In the Clan Era, there was much travel between Scotland and what was Ireland at that time: not a nation, but an amalgam of small kingdoms headed by clan leaders chosen by their clan members and associated clans. The McDonnell clan was predominant in the north but migrated south as well. “Redshanks” and “Gallowglass warriors” (well-trained Scots mercenaries loyal to McDonnell clan in Northern Ireland) could be rented out to other clans in both places, which gave the McDonnells more power and land for their clans. (The English were terrified of these warriors.)
Early Scots who immigrated assimilated easily into the Irish clans. Viking invasions of the 8th and 10th centuries also assimilated into Celtic clans. The Celtic clan culture worked for more than a thousand years, and author McDonnell raises a good question: Who really is Irish? Ireland was invaded over centuries by many different groups — all of whom wove themselves into the culture and became part of the Ireland we know today.
A clan leader’s first concern was to provide what was best for the clan. That changed with the Norman and English invasions in the late 12th century. Clan leaders who made peace with the invaders became earls instead; their clan members became tenants. Later, English colonizers turned this to their own advantage: when these Irish earls were recalcitrant, they were replaced with English landlords, most of them absentee landlords. The subjugation of Ireland became complete under Henry VIII, Elizabeth I, James I (who encouraged Protestants from the Scottish lowlands to immigrate into what is now Ulster), and Cromwell, whose system of forfeiture reduced most Irish to subsistence or homelessness long before the potato blight of the 1840s. James I and Cromwell set the scenes for “The Hunger” and Diaspora of the 1840s, and the horrendous “Troubles” in the 20th century. At every event in this absorbing book, one meets a McDonnell or two — some on one side, some on the other. There were McDonnell landlords and earls, McDonnell members of the IRA. Some fought for England in WWI.

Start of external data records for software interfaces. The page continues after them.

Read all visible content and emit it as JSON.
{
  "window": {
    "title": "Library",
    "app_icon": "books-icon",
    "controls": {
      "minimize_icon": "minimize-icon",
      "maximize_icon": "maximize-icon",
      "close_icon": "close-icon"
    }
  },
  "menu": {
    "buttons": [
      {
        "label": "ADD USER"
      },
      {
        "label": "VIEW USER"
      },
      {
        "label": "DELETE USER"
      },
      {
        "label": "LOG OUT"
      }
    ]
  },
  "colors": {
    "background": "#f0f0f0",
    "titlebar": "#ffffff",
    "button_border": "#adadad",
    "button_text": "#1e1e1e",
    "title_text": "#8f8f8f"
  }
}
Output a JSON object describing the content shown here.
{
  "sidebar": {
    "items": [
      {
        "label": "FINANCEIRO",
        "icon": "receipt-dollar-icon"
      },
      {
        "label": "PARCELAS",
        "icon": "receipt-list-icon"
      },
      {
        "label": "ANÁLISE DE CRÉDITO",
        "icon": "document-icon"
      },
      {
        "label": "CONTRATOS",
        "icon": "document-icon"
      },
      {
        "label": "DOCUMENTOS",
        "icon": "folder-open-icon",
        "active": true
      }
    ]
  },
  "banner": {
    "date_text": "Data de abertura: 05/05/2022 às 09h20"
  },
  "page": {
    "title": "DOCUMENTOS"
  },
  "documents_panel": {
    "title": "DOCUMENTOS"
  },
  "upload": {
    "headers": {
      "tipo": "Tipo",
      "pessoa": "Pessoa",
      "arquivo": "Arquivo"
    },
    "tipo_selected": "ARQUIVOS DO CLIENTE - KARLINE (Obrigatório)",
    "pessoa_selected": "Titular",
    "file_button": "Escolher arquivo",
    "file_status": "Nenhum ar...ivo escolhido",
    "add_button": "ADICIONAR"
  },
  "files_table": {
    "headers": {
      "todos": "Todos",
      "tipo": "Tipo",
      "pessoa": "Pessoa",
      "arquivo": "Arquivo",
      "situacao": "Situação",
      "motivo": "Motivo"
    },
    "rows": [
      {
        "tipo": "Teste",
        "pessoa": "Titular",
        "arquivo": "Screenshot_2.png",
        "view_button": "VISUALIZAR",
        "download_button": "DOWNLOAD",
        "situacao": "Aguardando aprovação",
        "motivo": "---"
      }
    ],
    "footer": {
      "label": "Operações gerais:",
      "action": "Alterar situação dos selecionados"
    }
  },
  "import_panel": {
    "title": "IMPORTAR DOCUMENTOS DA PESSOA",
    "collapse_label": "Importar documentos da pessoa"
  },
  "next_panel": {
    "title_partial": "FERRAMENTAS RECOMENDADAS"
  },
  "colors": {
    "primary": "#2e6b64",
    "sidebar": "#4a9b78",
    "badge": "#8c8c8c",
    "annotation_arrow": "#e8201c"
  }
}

As promised, McDonnell doesn’t litter pages with footnotes, claiming they make for a tedious read. I do think the book could have benefitted from appendices in the back with more timelines and maps. An index would have been helpful, too. I had to do a lot of re-reading and page-turning to keep track of events. That said, this is a treasure trove of information for anyone interested in Irish history.
The Devil’s Diary: Alfred Rosenberg and the Stolen Secrets of the Third Reich
The Devils Diary starts off with a mystery, chiefly the whereabouts of Alfred Rosenberg’s diaries. Alfred Rosenberg wasn’t your garden variety Nazi. His racial ideas and views on a “Jewish Conspiracy” fed the fire that rose into National Socialism in Germany. Rosenberg’s story is told alongside that of one of his prosecutors, Robert Kempner, who would play a key role in the Nuremberg trials post World War II. Rosenberg would battle Goebbels, Goering, and Himmler for the favor of Adolf Hitler as time went on and the Third Reich would tighten its grip on Germany and eventually Europe. Rosenberg’s diary chronicles much of the rise and eventual fall of the hydra that was Nazi Germany.
The Devils Diary is part biography/part detective story. It is a story of a man whose hatred would fuel the souls of many more, but the book also delves into the life of Robert Kempner, who escaped the mass slaughter of his people and eventually got a small amount of revenge against his family’s killers. The authors show the quick rise and fall of a man who hid behind an ideology, but took no responsibility for the atrocities committed in the name of such ideology. Interesting doesn’t do enough to adequately describe a timeless work such as this. It is nothing short of a treasure.